posted by Peter Lazenby in Britain

ONS figures show public-sector staff paid less than private ones

THE government can no longer claim that public-sector workers are “overpaid” to justify its crippling 1 per cent pay cap after its own statistics revealed that they earn less than their private-sector counterparts, union GMB charged yesterday.

Treasury figures obtained by GMB at the weekend show that public-sector workers are paid on average 0.6 per cent less than private-sector workers in similar positions.

The body had initially rejected a freedom of information request and only released the figures after GMB threatened to report it to the Information Commissioners’ Office watchdog, the union claims.

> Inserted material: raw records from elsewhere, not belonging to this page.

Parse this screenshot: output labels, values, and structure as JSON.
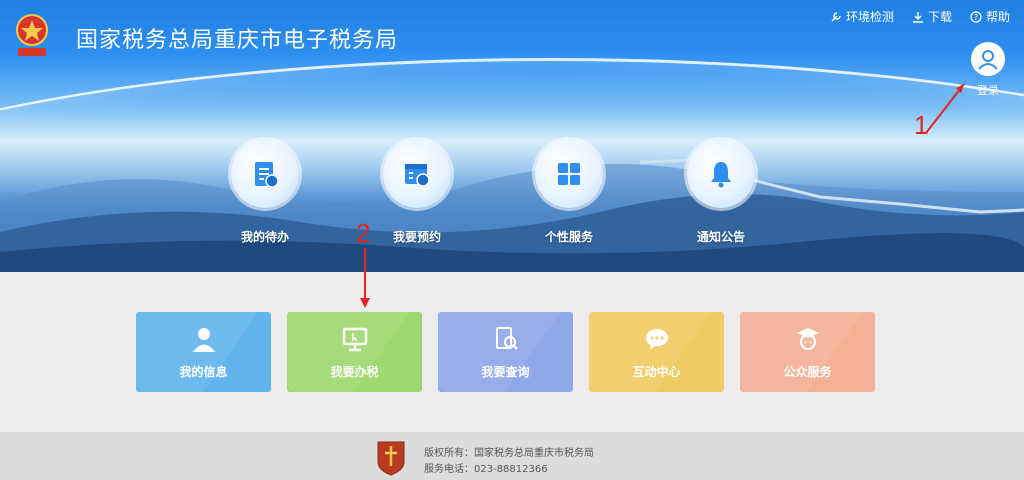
{
  "header": {
    "title": "国家税务总局重庆市电子税务局",
    "links": [
      {
        "label": "环境检测",
        "icon": "wrench-icon"
      },
      {
        "label": "下载",
        "icon": "download-icon"
      },
      {
        "label": "帮助",
        "icon": "help-icon"
      }
    ],
    "login_label": "登录"
  },
  "quick_actions": [
    {
      "label": "我的待办",
      "icon": "todo-list-icon"
    },
    {
      "label": "我要预约",
      "icon": "calendar-clock-icon"
    },
    {
      "label": "个性服务",
      "icon": "grid-icon"
    },
    {
      "label": "通知公告",
      "icon": "bell-icon"
    }
  ],
  "tiles": [
    {
      "label": "我的信息",
      "icon": "user-icon",
      "color": "#62b4ec"
    },
    {
      "label": "我要办税",
      "icon": "monitor-icon",
      "color": "#9ed86e"
    },
    {
      "label": "我要查询",
      "icon": "search-doc-icon",
      "color": "#8fa8ea"
    },
    {
      "label": "互动中心",
      "icon": "chat-icon",
      "color": "#f1cb62"
    },
    {
      "label": "公众服务",
      "icon": "graduate-icon",
      "color": "#f3b094"
    }
  ],
  "footer": {
    "copyright": "版权所有：国家税务总局重庆市税务局",
    "phone": "服务电话：023-88812366"
  },
  "annotations": {
    "one": "1",
    "two": "2"
  },
  "colors": {
    "accent": "#2f8ff0",
    "arrow": "#e32424"
  }
}
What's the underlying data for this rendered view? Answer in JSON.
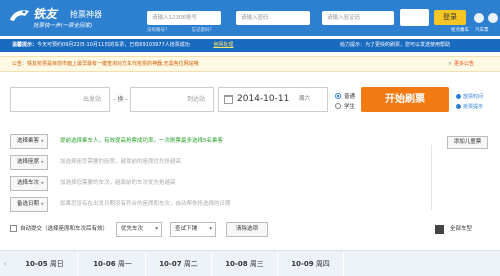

The figures have been reinforced by the government’s Office for National Statistics (ONS), which says public-sector pay is 5.5 per cent lower on average than jobs in similarly sized private firms.

GMB national secretary for public services Rehana Azam hit back at the government’s previous claims that public-sector workers are “overpaid” in light of the shocking figures.

“This is nothing short of an attempted cover-up,” she said. “But it’s no wonder that ministers fought tooth and nail to cover up these damning figures.

“The Tories can never again claim that public-sector workers are ‘overpaid’ when the Treasury’s own assessment proves otherwise.

“The average local government worker is paid about £20,000 while teaching assistants are paid just £12,000, and all public-sector workers have lost thousands due to a planned decade of real-terms pay cuts.”

In 2010, the Treasury claimed they were 5.8 per cent better-paid than those in similar roles in private companies.

Shadow chief secretary to the Treasury Peter Dowd said that the government must stop its “divide-and-rule tactics” and that Chancellor Philip Hammond must lift the 1 per cent public-sector pay cap completely.

Mr Hammond has announced a partial lifting of the pay cap but only for police and prison officers.

Mr Dowd said: “Philip Hammond has sought to pit private-sector workers against public-sector workers, to justify a pay cap which has seen real wages slashed in our public services.

“Hammond’s subterfuge on public-sector pay cannot be allowed to continue … Labour is committed to seeing Parliament and the hard-working public-sector workers receive the answers they deserve around this Tory stitch-up.”